Data records for software interfaces:
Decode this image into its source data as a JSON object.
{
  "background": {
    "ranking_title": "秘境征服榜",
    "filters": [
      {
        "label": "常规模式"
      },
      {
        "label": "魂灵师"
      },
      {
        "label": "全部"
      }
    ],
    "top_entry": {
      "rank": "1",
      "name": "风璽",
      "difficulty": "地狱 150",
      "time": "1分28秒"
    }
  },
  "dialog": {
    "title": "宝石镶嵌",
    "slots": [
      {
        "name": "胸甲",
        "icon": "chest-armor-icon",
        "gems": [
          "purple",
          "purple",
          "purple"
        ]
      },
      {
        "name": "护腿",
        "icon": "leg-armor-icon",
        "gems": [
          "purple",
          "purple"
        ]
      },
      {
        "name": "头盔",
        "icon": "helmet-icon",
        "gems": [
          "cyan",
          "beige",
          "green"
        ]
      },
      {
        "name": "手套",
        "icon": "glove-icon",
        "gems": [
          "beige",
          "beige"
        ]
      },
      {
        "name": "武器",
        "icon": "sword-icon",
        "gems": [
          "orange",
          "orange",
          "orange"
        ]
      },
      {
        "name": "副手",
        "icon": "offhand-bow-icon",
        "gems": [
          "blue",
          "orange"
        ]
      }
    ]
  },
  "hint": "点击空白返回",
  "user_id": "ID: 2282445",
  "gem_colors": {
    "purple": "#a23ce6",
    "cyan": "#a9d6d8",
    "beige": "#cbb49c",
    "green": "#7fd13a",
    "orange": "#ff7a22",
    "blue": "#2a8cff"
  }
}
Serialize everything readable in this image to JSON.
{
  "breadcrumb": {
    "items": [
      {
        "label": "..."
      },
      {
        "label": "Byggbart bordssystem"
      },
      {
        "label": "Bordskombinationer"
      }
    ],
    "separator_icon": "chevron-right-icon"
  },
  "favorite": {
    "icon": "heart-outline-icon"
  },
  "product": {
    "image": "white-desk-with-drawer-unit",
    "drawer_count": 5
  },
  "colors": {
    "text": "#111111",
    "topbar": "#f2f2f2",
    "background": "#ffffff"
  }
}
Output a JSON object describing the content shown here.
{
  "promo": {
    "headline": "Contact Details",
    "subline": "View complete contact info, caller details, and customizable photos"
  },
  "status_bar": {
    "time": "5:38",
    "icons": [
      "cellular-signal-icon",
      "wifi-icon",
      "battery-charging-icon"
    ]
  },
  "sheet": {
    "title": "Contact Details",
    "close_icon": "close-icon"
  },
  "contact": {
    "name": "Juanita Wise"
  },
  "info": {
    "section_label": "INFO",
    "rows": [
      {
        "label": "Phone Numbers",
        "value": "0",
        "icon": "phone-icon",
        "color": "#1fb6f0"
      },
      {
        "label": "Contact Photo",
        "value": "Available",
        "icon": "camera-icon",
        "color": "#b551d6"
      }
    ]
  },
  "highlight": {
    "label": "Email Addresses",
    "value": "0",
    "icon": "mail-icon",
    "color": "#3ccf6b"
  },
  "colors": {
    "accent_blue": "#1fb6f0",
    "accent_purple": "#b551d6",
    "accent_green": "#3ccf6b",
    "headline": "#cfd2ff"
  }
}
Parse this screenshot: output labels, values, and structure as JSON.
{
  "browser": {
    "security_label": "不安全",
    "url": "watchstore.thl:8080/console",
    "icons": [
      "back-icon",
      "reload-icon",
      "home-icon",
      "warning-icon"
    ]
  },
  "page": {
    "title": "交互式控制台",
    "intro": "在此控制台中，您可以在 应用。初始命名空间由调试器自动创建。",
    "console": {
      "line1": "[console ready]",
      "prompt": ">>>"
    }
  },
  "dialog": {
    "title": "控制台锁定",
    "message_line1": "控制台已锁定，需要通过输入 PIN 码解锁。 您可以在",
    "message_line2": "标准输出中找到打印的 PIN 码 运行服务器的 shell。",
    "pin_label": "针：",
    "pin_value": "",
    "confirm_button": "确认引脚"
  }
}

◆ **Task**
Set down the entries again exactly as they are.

◆ **Response area**
Decode this image into its source data as a JSON object.
{
  "background": {
    "ranking_title": "秘境征服榜",
    "filters": [
      {
        "label": "常规模式"
      },
      {
        "label": "魂灵师"
      },
      {
        "label": "全部"
      }
    ],
    "top_entry": {
      "rank": "1",
      "name": "风璽",
      "difficulty": "地狱 150",
      "time": "1分28秒"
    }
  },
  "dialog": {
    "title": "宝石镶嵌",
    "slots": [
      {
        "name": "胸甲",
        "icon": "chest-armor-icon",
        "gems": [
          "purple",
          "purple",
          "purple"
        ]
      },
      {
        "name": "护腿",
        "icon": "leg-armor-icon",
        "gems": [
          "purple",
          "purple"
        ]
      },
      {
        "name": "头盔",
        "icon": "helmet-icon",
        "gems": [
          "cyan",
          "beige",
          "green"
        ]
      },
      {
        "name": "手套",
        "icon": "glove-icon",
        "gems": [
          "beige",
          "beige"
        ]
      },
      {
        "name": "武器",
        "icon": "sword-icon",
        "gems": [
          "orange",
          "orange",
          "orange"
        ]
      },
      {
        "name": "副手",
        "icon": "offhand-bow-icon",
        "gems": [
          "blue",
          "orange"
        ]
      }
    ]
  },
  "hint": "点击空白返回",
  "user_id": "ID: 2282445",
  "gem_colors": {
    "purple": "#a23ce6",
    "cyan": "#a9d6d8",
    "beige": "#cbb49c",
    "green": "#7fd13a",
    "orange": "#ff7a22",
    "blue": "#2a8cff"
  }
}
Serialize everything readable in this image to JSON.
{
  "breadcrumb": {
    "items": [
      {
        "label": "..."
      },
      {
        "label": "Byggbart bordssystem"
      },
      {
        "label": "Bordskombinationer"
      }
    ],
    "separator_icon": "chevron-right-icon"
  },
  "favorite": {
    "icon": "heart-outline-icon"
  },
  "product": {
    "image": "white-desk-with-drawer-unit",
    "drawer_count": 5
  },
  "colors": {
    "text": "#111111",
    "topbar": "#f2f2f2",
    "background": "#ffffff"
  }
}
Output a JSON object describing the content shown here.
{
  "promo": {
    "headline": "Contact Details",
    "subline": "View complete contact info, caller details, and customizable photos"
  },
  "status_bar": {
    "time": "5:38",
    "icons": [
      "cellular-signal-icon",
      "wifi-icon",
      "battery-charging-icon"
    ]
  },
  "sheet": {
    "title": "Contact Details",
    "close_icon": "close-icon"
  },
  "contact": {
    "name": "Juanita Wise"
  },
  "info": {
    "section_label": "INFO",
    "rows": [
      {
        "label": "Phone Numbers",
        "value": "0",
        "icon": "phone-icon",
        "color": "#1fb6f0"
      },
      {
        "label": "Contact Photo",
        "value": "Available",
        "icon": "camera-icon",
        "color": "#b551d6"
      }
    ]
  },
  "highlight": {
    "label": "Email Addresses",
    "value": "0",
    "icon": "mail-icon",
    "color": "#3ccf6b"
  },
  "colors": {
    "accent_blue": "#1fb6f0",
    "accent_purple": "#b551d6",
    "accent_green": "#3ccf6b",
    "headline": "#cfd2ff"
  }
}
Parse this screenshot: output labels, values, and structure as JSON.
{
  "browser": {
    "security_label": "不安全",
    "url": "watchstore.thl:8080/console",
    "icons": [
      "back-icon",
      "reload-icon",
      "home-icon",
      "warning-icon"
    ]
  },
  "page": {
    "title": "交互式控制台",
    "intro": "在此控制台中，您可以在 应用。初始命名空间由调试器自动创建。",
    "console": {
      "line1": "[console ready]",
      "prompt": ">>>"
    }
  },
  "dialog": {
    "title": "控制台锁定",
    "message_line1": "控制台已锁定，需要通过输入 PIN 码解锁。 您可以在",
    "message_line2": "标准输出中找到打印的 PIN 码 运行服务器的 shell。",
    "pin_label": "针：",
    "pin_value": "",
    "confirm_button": "确认引脚"
  }
}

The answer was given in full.